October 22, 2016
OPINION by GORDON MULLIN
The California Public Utilities Commission held a public meeting this week giving interested parties the opportunity to present their thoughts to commissioners who are considering the Joint Proposal, an agreement between PG&E, several environmental groups and the union at Diablo Canyon, outlining details of the closure recently forced upon PG&E’s last remaining nuclear power plant.
Here’s my submission:
To the PUC board, thank you for this opportunity to comment on the Joint Proposal.
First, to PG&E: Thank you for creating and operating Diablo Canyon. I appreciate being able to tap into the thousands of megawatts of cheap, carbon free electricity that you have sold to us over the years. I know that your task has been bumpy and some segments of our community have been less than grateful for the service you provided, but I for one, am thankful and if I were king you would be able to continue providing megawatts far into the future.
In my view, there is no higher calling in our society than providing a product or service which is happily, and cheaply, utilized by we, the consumers. We tend to under-rate the value of the goods and services we receive, not realizing their importance to our lives until they are no longer here. A lesson soon to be relearned here in SLO county.
So to the management, employees and shareholders of PG&E for your years of excellent service to this community thank you.
However, in my view, you are being run out of town. PG&E I know would have preferred to continue in this service but the political forces in California gave you no option but closure.
I believe this was a poor decision but, I tilt at windmills here and I understand that the closure will occur. I’ve learned over the years that my failure to accept the inevitable gives me conniptions and hence I’ll sleep better if I let this fight go.
But, there is a final act still to be played out here in this county and it’s all about the end of the taxes paid by our current largest employer. City and county level governments, school boards, etc. are looking into a black hole approaching their budgets and they are understandably concerned.
I have several suggestions for these government entities but I do not have the time today to present them.

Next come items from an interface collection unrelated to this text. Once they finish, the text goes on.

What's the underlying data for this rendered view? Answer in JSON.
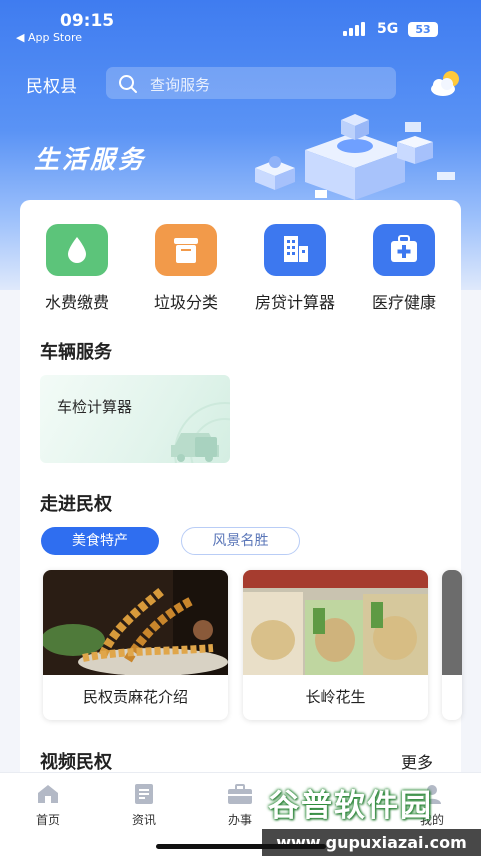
{
  "status_bar": {
    "time": "09:15",
    "back_app": "◀ App Store",
    "network": "5G",
    "battery": "53"
  },
  "header": {
    "county": "民权县",
    "search_placeholder": "查询服务",
    "weather_icon": "partly-cloudy-icon"
  },
  "hero": {
    "title": "生活服务"
  },
  "services": [
    {
      "label": "水费缴费",
      "icon": "water-drop-icon",
      "color": "#5cc47a"
    },
    {
      "label": "垃圾分类",
      "icon": "trash-bin-icon",
      "color": "#f29a4a"
    },
    {
      "label": "房贷计算器",
      "icon": "building-icon",
      "color": "#3d78ef"
    },
    {
      "label": "医疗健康",
      "icon": "medical-kit-icon",
      "color": "#3d78ef"
    }
  ],
  "vehicle": {
    "section_title": "车辆服务",
    "card_label": "车检计算器"
  },
  "intro": {
    "section_title": "走进民权",
    "tabs": [
      {
        "label": "美食特产",
        "active": true
      },
      {
        "label": "风景名胜",
        "active": false
      }
    ],
    "cards": [
      {
        "caption": "民权贡麻花介绍"
      },
      {
        "caption": "长岭花生"
      }
    ]
  },
  "video": {
    "section_title": "视频民权",
    "more": "更多"
  },
  "bottom_nav": [
    {
      "label": "首页",
      "icon": "home-icon"
    },
    {
      "label": "资讯",
      "icon": "news-icon"
    },
    {
      "label": "办事",
      "icon": "briefcase-icon"
    },
    {
      "label": "我的",
      "icon": "user-icon"
    }
  ],
  "watermark": {
    "title": "谷普软件园",
    "url": "www.gupuxiazai.com"
  },
  "colors": {
    "primary": "#2f6ef0",
    "hero_top": "#3f7cf0"
  }
}
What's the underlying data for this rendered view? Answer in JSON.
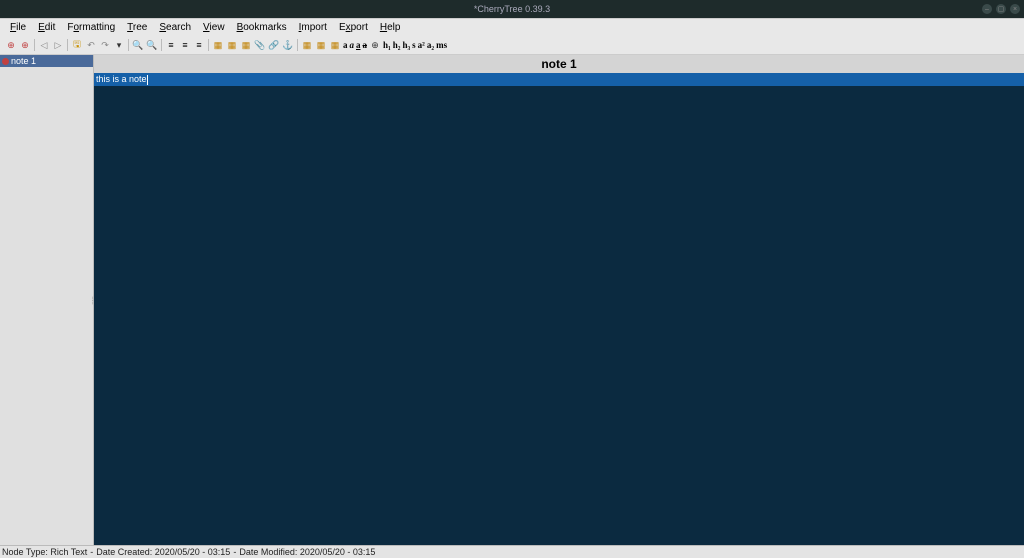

For those interested, have a look at my earlier piece on the subject at CalCoastNews.
But, I’m here today to give one final comment to PG&E. In my view, you don’t owe us anything beyond what you’ve already generously agreed to in the joint proposal. For the next several years, you will be put under substantial political pressure to further mitigate the tax losses caused by you being run out of town, but I say it isn’t your fault and I see no need for you to dip into your coffers to give us more funds. When, for example, Albertsons grocery store decided to leave my neighborhood, no one asked them to pay for the taxes soon to be lost. And they left voluntarily, unlike PG&E.
So, for what it’s worth, I say PG&E, you’ve given enough already. I know our local government agencies will see you as the weak sugar daddy and they will, via the multiple state agencies that weld a sword over your head, attempt to force you to disgorge more funds than you’ve already promised in the joint proposal. But don’t.
The taxpayers of SLO county will have to grapple with the consequences of the closure and we have no right to seek mitigation from the guy we just tarred and feathered and ran out of town on a rail.